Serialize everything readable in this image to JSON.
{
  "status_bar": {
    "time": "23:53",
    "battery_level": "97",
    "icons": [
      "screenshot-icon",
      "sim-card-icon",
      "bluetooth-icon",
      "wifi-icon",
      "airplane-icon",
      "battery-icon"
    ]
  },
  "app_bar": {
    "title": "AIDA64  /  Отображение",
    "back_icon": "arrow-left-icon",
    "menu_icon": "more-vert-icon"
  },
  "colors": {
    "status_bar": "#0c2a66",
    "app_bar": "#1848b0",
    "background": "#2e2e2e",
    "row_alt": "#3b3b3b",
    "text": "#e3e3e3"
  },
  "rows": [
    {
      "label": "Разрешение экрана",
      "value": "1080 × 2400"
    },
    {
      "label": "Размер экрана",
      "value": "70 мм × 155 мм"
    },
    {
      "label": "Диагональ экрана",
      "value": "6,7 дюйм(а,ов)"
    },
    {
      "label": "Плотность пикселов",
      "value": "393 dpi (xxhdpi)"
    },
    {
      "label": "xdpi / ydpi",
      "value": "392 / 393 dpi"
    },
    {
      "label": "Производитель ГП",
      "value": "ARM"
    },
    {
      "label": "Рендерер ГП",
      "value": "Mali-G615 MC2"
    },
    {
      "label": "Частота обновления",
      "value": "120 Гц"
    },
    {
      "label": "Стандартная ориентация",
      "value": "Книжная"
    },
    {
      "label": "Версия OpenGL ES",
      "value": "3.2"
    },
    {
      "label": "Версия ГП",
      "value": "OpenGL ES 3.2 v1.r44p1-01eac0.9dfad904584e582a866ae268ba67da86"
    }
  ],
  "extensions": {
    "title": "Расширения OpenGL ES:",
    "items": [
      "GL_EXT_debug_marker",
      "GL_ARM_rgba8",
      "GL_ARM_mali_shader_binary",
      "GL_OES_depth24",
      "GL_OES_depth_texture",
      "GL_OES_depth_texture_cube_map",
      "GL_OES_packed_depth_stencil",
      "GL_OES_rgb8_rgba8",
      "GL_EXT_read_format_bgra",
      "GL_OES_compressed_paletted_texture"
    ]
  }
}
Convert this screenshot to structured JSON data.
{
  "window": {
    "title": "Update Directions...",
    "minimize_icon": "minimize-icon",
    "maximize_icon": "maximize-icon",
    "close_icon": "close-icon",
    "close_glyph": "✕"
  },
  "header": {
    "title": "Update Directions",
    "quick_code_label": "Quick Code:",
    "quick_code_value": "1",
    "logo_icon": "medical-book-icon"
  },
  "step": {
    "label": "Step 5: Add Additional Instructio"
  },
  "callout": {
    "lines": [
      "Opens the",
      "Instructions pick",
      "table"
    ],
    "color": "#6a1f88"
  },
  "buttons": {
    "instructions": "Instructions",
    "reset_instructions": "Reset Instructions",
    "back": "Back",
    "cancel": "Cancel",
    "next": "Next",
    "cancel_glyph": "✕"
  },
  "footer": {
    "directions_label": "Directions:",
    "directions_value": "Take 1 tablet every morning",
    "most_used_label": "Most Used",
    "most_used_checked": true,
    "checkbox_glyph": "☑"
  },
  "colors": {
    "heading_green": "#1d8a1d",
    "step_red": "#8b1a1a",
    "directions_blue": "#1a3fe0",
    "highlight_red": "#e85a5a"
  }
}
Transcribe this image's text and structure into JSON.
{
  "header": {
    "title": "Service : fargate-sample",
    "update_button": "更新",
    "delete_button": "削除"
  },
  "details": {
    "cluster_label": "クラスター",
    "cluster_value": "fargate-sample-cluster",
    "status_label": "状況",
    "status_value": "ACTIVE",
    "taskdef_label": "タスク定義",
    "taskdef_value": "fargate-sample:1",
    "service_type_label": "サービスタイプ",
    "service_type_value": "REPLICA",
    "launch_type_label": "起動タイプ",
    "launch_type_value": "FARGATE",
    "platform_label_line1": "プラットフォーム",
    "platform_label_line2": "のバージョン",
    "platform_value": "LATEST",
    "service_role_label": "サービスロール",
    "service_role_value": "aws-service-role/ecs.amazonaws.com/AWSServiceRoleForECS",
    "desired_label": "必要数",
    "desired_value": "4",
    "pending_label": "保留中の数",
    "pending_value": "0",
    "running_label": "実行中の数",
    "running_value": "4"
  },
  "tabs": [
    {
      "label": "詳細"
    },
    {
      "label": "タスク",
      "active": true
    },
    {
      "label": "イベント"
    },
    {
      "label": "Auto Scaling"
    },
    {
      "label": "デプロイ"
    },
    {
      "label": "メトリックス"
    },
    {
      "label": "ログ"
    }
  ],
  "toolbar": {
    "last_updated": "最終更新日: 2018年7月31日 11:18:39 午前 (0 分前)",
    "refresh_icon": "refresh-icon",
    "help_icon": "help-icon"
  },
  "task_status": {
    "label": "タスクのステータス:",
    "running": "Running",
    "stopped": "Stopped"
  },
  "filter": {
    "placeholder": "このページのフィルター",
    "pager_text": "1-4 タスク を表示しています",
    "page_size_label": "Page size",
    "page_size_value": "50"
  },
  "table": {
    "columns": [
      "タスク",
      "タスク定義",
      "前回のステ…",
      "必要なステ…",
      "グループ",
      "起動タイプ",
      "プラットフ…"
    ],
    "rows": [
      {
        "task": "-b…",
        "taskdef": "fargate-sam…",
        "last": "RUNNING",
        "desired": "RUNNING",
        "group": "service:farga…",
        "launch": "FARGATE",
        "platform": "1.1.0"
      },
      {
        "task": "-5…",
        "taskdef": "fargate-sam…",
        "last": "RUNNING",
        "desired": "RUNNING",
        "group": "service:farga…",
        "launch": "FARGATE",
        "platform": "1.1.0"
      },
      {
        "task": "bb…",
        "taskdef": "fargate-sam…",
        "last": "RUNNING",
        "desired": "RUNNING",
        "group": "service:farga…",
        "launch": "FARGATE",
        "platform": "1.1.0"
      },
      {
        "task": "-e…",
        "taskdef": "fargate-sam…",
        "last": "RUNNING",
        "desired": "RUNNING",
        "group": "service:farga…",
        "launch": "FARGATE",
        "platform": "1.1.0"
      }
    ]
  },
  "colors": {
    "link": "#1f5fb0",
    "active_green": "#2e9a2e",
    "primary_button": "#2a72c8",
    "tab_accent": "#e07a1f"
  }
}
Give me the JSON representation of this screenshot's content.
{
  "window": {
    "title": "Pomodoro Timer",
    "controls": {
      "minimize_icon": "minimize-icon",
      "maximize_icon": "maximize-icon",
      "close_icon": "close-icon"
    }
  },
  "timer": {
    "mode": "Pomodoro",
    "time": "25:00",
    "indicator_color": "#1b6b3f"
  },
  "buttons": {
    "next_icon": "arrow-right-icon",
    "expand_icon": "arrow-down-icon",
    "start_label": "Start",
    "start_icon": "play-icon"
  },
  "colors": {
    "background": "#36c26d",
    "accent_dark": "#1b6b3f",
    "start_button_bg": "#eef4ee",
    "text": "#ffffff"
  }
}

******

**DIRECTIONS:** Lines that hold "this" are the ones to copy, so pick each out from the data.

**REPLY:**
Serialize everything readable in this image to JSON.
Convert this screenshot to structured JSON data.
Transcribe this image's text and structure into JSON.
Give me the JSON representation of this screenshot's content.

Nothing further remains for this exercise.